A front-page story in today's New York Times suggests that, judging from the experience in states such as Virginia, making federal sentencing guidelines advisory rather than mandatory may not make much difference in the penalties imposed by judges. Then again, given the differences between state and federal systems, including the way judges are selected, it might.
The Times notes that 65 percent of federal sentences in 2002 fell within guideline ranges, which sounds surprisingly low. But as the accompanying graph shows, an additional 17 percent of sentences were reduced below the guideline range based on cooperation with prosecutors, while another 5 percent or so were reduced because of plea agreements or "expedited immigration cases," two other categories approved by prosecutors. In 1 percent of cases sentences were higher than the guideline range. That leaves only about 12 percent of sentences that were reduced in a way that might have aroused objections from prosecutors--not very strong evidence that judges were abusing their discretion, as congressional critics charged.

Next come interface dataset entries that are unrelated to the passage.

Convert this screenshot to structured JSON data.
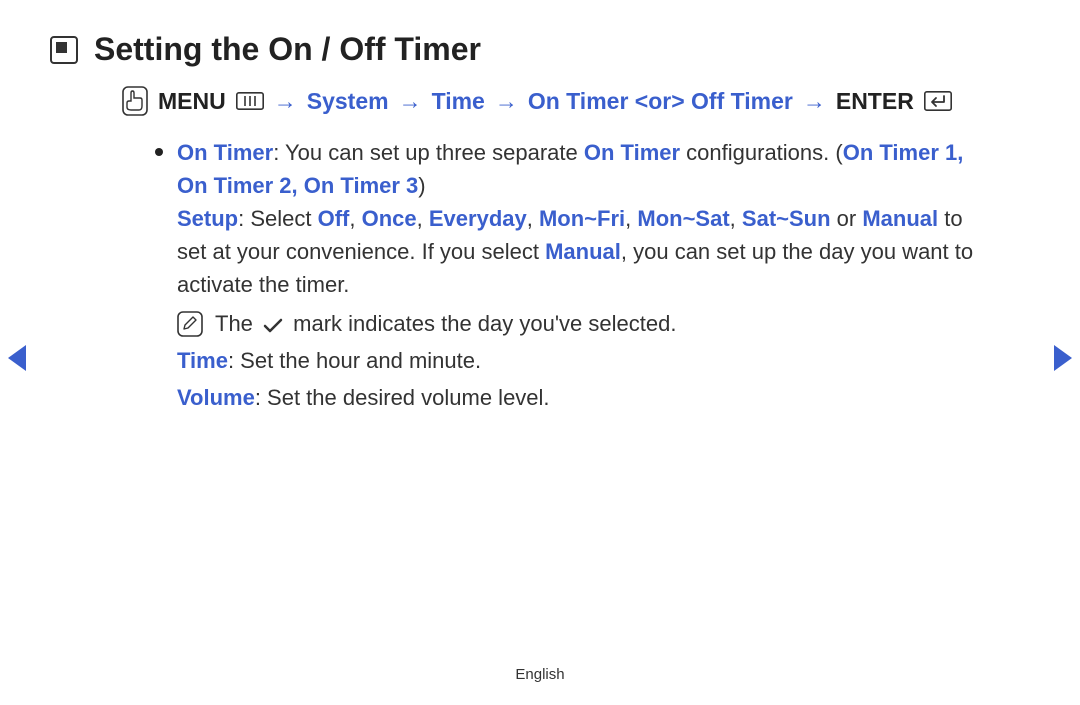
{
  "title": "Setting the On / Off Timer",
  "breadcrumb": {
    "menu": "MENU",
    "path1": "System",
    "path2": "Time",
    "path3": "On Timer <or> Off Timer",
    "enter": "ENTER",
    "arrow": "→"
  },
  "body": {
    "onTimerLabel": "On Timer",
    "onTimerDesc1": ": You can set up three separate ",
    "onTimerRef": "On Timer",
    "onTimerDesc2": " configurations. (",
    "onTimer1": "On Timer 1",
    "onTimer2": "On Timer 2",
    "onTimer3": "On Timer 3",
    "comma": ", ",
    "closeParen": ")",
    "setupLabel": "Setup",
    "setupDesc1": ": Select ",
    "off": "Off",
    "once": "Once",
    "everyday": "Everyday",
    "monfri": "Mon~Fri",
    "monsat": "Mon~Sat",
    "satsun": "Sat~Sun",
    "or": " or ",
    "manual": "Manual",
    "setupDesc2": " to set at your convenience. If you select ",
    "manual2": "Manual",
    "setupDesc3": ", you can set up the day you want to activate the timer.",
    "noteThe": "The ",
    "noteRest": " mark indicates the day you've selected.",
    "timeLabel": "Time",
    "timeDesc": ": Set the hour and minute.",
    "volumeLabel": "Volume",
    "volumeDesc": ": Set the desired volume level."
  },
  "footer": "English"
}
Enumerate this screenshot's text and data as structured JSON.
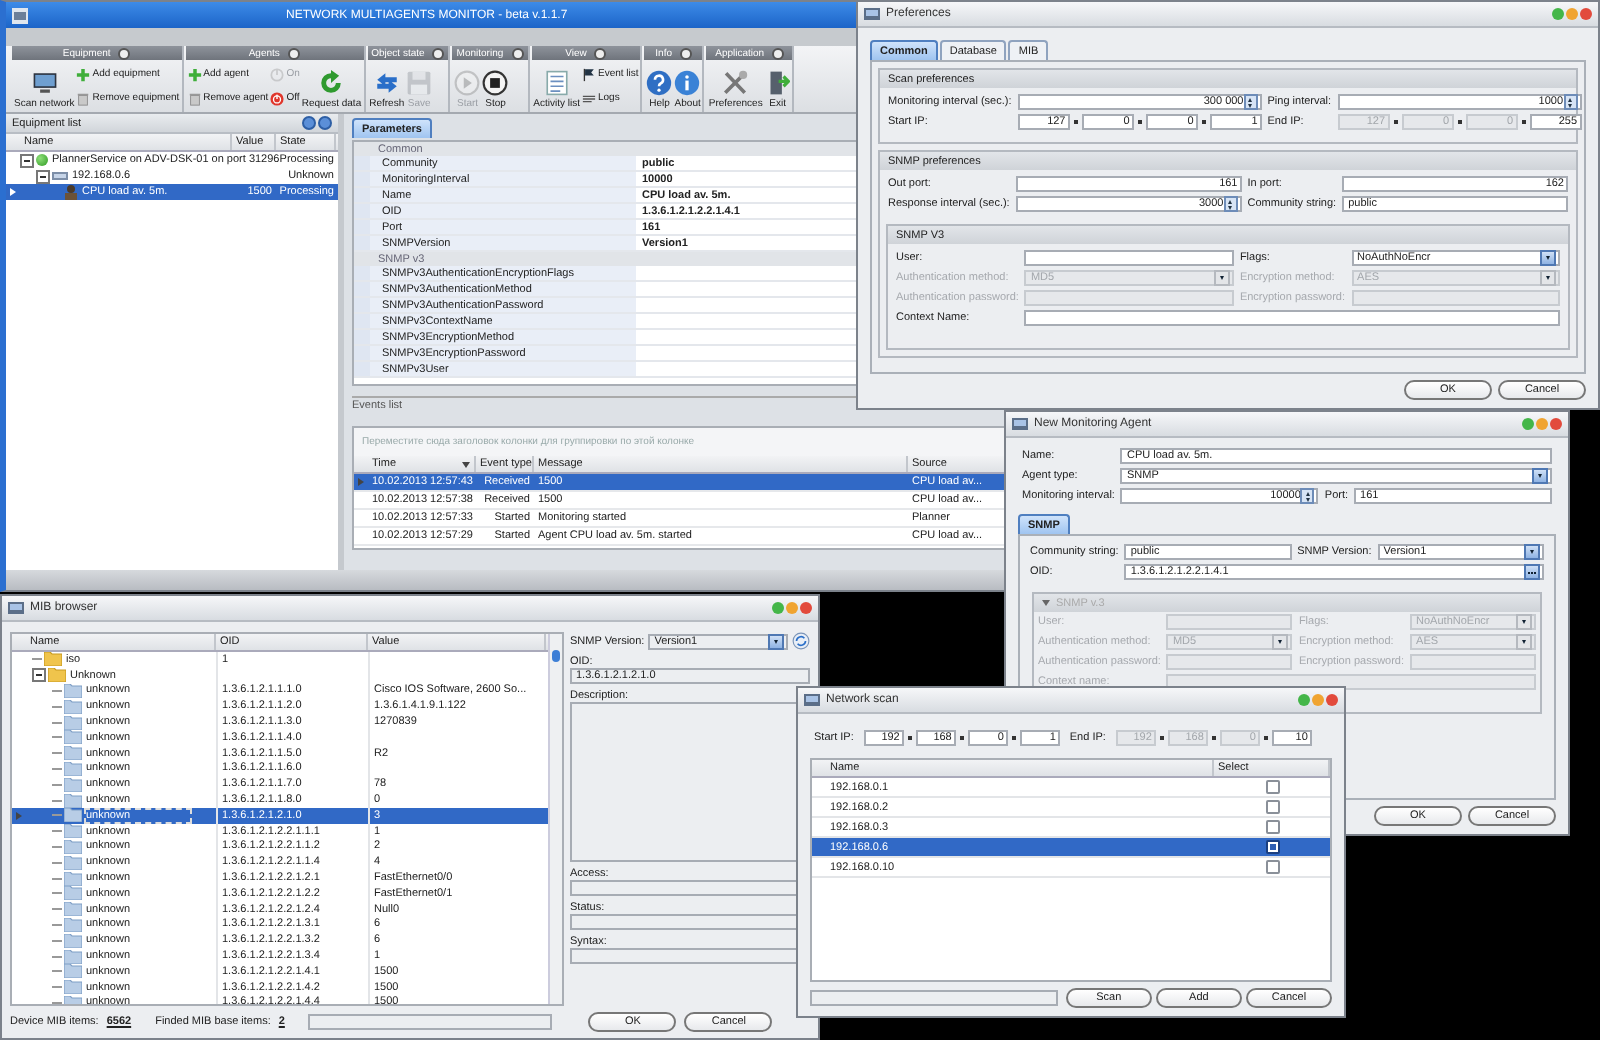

Of course, that percentage could rise substantially now that the guidelines are no longer mandatory. But given the track record of legislators who condemn federal judges for being too soft, their complaints about the new system should be taken with a grain of salt.